(Source data)
# # # # #
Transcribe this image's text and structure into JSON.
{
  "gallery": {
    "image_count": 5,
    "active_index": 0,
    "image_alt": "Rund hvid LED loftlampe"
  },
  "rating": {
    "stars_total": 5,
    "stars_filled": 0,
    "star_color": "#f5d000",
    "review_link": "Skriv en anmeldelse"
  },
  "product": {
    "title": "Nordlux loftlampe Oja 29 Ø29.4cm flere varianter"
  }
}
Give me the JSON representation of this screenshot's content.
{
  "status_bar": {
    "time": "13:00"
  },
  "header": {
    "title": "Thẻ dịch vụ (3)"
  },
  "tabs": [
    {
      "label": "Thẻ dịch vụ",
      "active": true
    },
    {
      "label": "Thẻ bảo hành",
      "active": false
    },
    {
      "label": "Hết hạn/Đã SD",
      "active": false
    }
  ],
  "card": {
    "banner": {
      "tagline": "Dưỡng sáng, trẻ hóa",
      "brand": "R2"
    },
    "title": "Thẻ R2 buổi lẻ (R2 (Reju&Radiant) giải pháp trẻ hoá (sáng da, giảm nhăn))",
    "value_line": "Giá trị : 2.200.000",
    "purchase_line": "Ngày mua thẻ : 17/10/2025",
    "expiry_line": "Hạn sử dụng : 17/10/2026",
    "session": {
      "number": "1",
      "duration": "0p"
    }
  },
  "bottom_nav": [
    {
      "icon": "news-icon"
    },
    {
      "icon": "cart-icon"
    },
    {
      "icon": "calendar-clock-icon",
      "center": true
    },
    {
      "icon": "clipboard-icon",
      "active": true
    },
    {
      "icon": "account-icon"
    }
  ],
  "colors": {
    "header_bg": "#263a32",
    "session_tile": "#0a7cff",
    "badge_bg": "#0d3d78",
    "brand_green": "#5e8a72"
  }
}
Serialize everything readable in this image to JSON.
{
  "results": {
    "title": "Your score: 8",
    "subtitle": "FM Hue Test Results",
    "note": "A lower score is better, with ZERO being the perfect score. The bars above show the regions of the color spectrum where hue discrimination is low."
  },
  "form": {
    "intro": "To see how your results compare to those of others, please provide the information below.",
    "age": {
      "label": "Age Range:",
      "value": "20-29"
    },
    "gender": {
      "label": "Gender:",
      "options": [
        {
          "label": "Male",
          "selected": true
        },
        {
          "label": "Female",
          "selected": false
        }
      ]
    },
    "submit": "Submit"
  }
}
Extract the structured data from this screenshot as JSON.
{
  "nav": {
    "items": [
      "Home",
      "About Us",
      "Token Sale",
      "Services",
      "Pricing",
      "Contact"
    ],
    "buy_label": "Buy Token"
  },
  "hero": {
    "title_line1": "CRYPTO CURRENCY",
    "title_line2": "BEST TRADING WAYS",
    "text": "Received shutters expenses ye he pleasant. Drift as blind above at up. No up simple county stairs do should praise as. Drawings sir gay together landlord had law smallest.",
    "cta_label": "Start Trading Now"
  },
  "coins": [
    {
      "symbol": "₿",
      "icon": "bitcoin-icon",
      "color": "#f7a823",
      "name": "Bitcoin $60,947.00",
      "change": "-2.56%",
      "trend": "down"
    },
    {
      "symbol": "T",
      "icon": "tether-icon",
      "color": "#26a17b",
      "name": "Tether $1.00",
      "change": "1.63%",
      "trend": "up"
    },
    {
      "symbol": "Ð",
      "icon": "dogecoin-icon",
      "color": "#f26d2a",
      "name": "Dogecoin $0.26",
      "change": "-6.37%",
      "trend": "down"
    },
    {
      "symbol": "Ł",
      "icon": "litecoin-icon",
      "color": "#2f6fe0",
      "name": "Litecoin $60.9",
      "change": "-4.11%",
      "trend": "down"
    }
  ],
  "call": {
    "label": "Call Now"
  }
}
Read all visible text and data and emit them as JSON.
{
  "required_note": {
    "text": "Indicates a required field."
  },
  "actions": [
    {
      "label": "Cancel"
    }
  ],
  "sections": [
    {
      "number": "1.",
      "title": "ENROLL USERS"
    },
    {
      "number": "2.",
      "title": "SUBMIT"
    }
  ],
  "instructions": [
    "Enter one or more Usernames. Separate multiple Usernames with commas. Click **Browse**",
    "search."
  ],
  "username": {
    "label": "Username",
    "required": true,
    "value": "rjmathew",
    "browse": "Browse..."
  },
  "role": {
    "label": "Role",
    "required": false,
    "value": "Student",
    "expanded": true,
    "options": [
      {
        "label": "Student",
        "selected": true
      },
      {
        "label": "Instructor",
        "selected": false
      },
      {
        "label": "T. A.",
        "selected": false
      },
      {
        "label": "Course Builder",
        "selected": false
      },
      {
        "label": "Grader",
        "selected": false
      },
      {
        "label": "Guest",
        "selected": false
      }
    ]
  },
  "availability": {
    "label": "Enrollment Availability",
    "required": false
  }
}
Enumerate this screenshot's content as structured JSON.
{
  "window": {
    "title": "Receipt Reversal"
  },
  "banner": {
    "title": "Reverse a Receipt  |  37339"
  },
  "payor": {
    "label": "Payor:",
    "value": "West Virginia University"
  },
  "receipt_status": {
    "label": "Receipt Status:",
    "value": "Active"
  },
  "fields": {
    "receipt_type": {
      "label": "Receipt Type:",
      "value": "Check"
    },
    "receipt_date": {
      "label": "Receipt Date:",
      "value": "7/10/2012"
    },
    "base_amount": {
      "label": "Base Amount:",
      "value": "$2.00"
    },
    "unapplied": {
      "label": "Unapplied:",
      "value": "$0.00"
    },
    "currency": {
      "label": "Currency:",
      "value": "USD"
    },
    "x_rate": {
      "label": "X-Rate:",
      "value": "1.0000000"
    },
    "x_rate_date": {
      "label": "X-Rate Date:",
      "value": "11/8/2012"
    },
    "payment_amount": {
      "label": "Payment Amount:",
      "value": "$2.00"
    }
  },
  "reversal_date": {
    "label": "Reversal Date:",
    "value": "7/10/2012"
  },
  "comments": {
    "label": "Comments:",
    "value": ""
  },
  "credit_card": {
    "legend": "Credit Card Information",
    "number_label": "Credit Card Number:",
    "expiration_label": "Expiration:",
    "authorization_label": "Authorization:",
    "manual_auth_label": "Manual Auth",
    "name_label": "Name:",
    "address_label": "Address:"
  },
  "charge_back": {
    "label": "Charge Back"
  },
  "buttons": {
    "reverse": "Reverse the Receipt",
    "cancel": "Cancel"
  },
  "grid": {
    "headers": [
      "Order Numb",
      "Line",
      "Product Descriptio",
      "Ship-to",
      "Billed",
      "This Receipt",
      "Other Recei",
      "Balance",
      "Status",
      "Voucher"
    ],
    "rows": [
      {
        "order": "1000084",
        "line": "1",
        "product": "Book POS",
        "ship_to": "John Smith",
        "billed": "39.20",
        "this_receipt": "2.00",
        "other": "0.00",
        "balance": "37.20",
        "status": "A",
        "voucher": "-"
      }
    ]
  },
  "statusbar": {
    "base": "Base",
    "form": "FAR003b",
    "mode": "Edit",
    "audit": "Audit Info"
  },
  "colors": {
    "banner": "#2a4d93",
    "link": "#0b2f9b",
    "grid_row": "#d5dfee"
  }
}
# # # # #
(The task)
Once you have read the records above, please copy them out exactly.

(Task solution)
Transcribe this image's text and structure into JSON.
{
  "gallery": {
    "image_count": 5,
    "active_index": 0,
    "image_alt": "Rund hvid LED loftlampe"
  },
  "rating": {
    "stars_total": 5,
    "stars_filled": 0,
    "star_color": "#f5d000",
    "review_link": "Skriv en anmeldelse"
  },
  "product": {
    "title": "Nordlux loftlampe Oja 29 Ø29.4cm flere varianter"
  }
}
Give me the JSON representation of this screenshot's content.
{
  "status_bar": {
    "time": "13:00"
  },
  "header": {
    "title": "Thẻ dịch vụ (3)"
  },
  "tabs": [
    {
      "label": "Thẻ dịch vụ",
      "active": true
    },
    {
      "label": "Thẻ bảo hành",
      "active": false
    },
    {
      "label": "Hết hạn/Đã SD",
      "active": false
    }
  ],
  "card": {
    "banner": {
      "tagline": "Dưỡng sáng, trẻ hóa",
      "brand": "R2"
    },
    "title": "Thẻ R2 buổi lẻ (R2 (Reju&Radiant) giải pháp trẻ hoá (sáng da, giảm nhăn))",
    "value_line": "Giá trị : 2.200.000",
    "purchase_line": "Ngày mua thẻ : 17/10/2025",
    "expiry_line": "Hạn sử dụng : 17/10/2026",
    "session": {
      "number": "1",
      "duration": "0p"
    }
  },
  "bottom_nav": [
    {
      "icon": "news-icon"
    },
    {
      "icon": "cart-icon"
    },
    {
      "icon": "calendar-clock-icon",
      "center": true
    },
    {
      "icon": "clipboard-icon",
      "active": true
    },
    {
      "icon": "account-icon"
    }
  ],
  "colors": {
    "header_bg": "#263a32",
    "session_tile": "#0a7cff",
    "badge_bg": "#0d3d78",
    "brand_green": "#5e8a72"
  }
}
Serialize everything readable in this image to JSON.
{
  "results": {
    "title": "Your score: 8",
    "subtitle": "FM Hue Test Results",
    "note": "A lower score is better, with ZERO being the perfect score. The bars above show the regions of the color spectrum where hue discrimination is low."
  },
  "form": {
    "intro": "To see how your results compare to those of others, please provide the information below.",
    "age": {
      "label": "Age Range:",
      "value": "20-29"
    },
    "gender": {
      "label": "Gender:",
      "options": [
        {
          "label": "Male",
          "selected": true
        },
        {
          "label": "Female",
          "selected": false
        }
      ]
    },
    "submit": "Submit"
  }
}
Extract the structured data from this screenshot as JSON.
{
  "nav": {
    "items": [
      "Home",
      "About Us",
      "Token Sale",
      "Services",
      "Pricing",
      "Contact"
    ],
    "buy_label": "Buy Token"
  },
  "hero": {
    "title_line1": "CRYPTO CURRENCY",
    "title_line2": "BEST TRADING WAYS",
    "text": "Received shutters expenses ye he pleasant. Drift as blind above at up. No up simple county stairs do should praise as. Drawings sir gay together landlord had law smallest.",
    "cta_label": "Start Trading Now"
  },
  "coins": [
    {
      "symbol": "₿",
      "icon": "bitcoin-icon",
      "color": "#f7a823",
      "name": "Bitcoin $60,947.00",
      "change": "-2.56%",
      "trend": "down"
    },
    {
      "symbol": "T",
      "icon": "tether-icon",
      "color": "#26a17b",
      "name": "Tether $1.00",
      "change": "1.63%",
      "trend": "up"
    },
    {
      "symbol": "Ð",
      "icon": "dogecoin-icon",
      "color": "#f26d2a",
      "name": "Dogecoin $0.26",
      "change": "-6.37%",
      "trend": "down"
    },
    {
      "symbol": "Ł",
      "icon": "litecoin-icon",
      "color": "#2f6fe0",
      "name": "Litecoin $60.9",
      "change": "-4.11%",
      "trend": "down"
    }
  ],
  "call": {
    "label": "Call Now"
  }
}
Read all visible text and data and emit them as JSON.
{
  "required_note": {
    "text": "Indicates a required field."
  },
  "actions": [
    {
      "label": "Cancel"
    }
  ],
  "sections": [
    {
      "number": "1.",
      "title": "ENROLL USERS"
    },
    {
      "number": "2.",
      "title": "SUBMIT"
    }
  ],
  "instructions": [
    "Enter one or more Usernames. Separate multiple Usernames with commas. Click **Browse**",
    "search."
  ],
  "username": {
    "label": "Username",
    "required": true,
    "value": "rjmathew",
    "browse": "Browse..."
  },
  "role": {
    "label": "Role",
    "required": false,
    "value": "Student",
    "expanded": true,
    "options": [
      {
        "label": "Student",
        "selected": true
      },
      {
        "label": "Instructor",
        "selected": false
      },
      {
        "label": "T. A.",
        "selected": false
      },
      {
        "label": "Course Builder",
        "selected": false
      },
      {
        "label": "Grader",
        "selected": false
      },
      {
        "label": "Guest",
        "selected": false
      }
    ]
  },
  "availability": {
    "label": "Enrollment Availability",
    "required": false
  }
}
Enumerate this screenshot's content as structured JSON.
{
  "window": {
    "title": "Receipt Reversal"
  },
  "banner": {
    "title": "Reverse a Receipt  |  37339"
  },
  "payor": {
    "label": "Payor:",
    "value": "West Virginia University"
  },
  "receipt_status": {
    "label": "Receipt Status:",
    "value": "Active"
  },
  "fields": {
    "receipt_type": {
      "label": "Receipt Type:",
      "value": "Check"
    },
    "receipt_date": {
      "label": "Receipt Date:",
      "value": "7/10/2012"
    },
    "base_amount": {
      "label": "Base Amount:",
      "value": "$2.00"
    },
    "unapplied": {
      "label": "Unapplied:",
      "value": "$0.00"
    },
    "currency": {
      "label": "Currency:",
      "value": "USD"
    },
    "x_rate": {
      "label": "X-Rate:",
      "value": "1.0000000"
    },
    "x_rate_date": {
      "label": "X-Rate Date:",
      "value": "11/8/2012"
    },
    "payment_amount": {
      "label": "Payment Amount:",
      "value": "$2.00"
    }
  },
  "reversal_date": {
    "label": "Reversal Date:",
    "value": "7/10/2012"
  },
  "comments": {
    "label": "Comments:",
    "value": ""
  },
  "credit_card": {
    "legend": "Credit Card Information",
    "number_label": "Credit Card Number:",
    "expiration_label": "Expiration:",
    "authorization_label": "Authorization:",
    "manual_auth_label": "Manual Auth",
    "name_label": "Name:",
    "address_label": "Address:"
  },
  "charge_back": {
    "label": "Charge Back"
  },
  "buttons": {
    "reverse": "Reverse the Receipt",
    "cancel": "Cancel"
  },
  "grid": {
    "headers": [
      "Order Numb",
      "Line",
      "Product Descriptio",
      "Ship-to",
      "Billed",
      "This Receipt",
      "Other Recei",
      "Balance",
      "Status",
      "Voucher"
    ],
    "rows": [
      {
        "order": "1000084",
        "line": "1",
        "product": "Book POS",
        "ship_to": "John Smith",
        "billed": "39.20",
        "this_receipt": "2.00",
        "other": "0.00",
        "balance": "37.20",
        "status": "A",
        "voucher": "-"
      }
    ]
  },
  "statusbar": {
    "base": "Base",
    "form": "FAR003b",
    "mode": "Edit",
    "audit": "Audit Info"
  },
  "colors": {
    "banner": "#2a4d93",
    "link": "#0b2f9b",
    "grid_row": "#d5dfee"
  }
}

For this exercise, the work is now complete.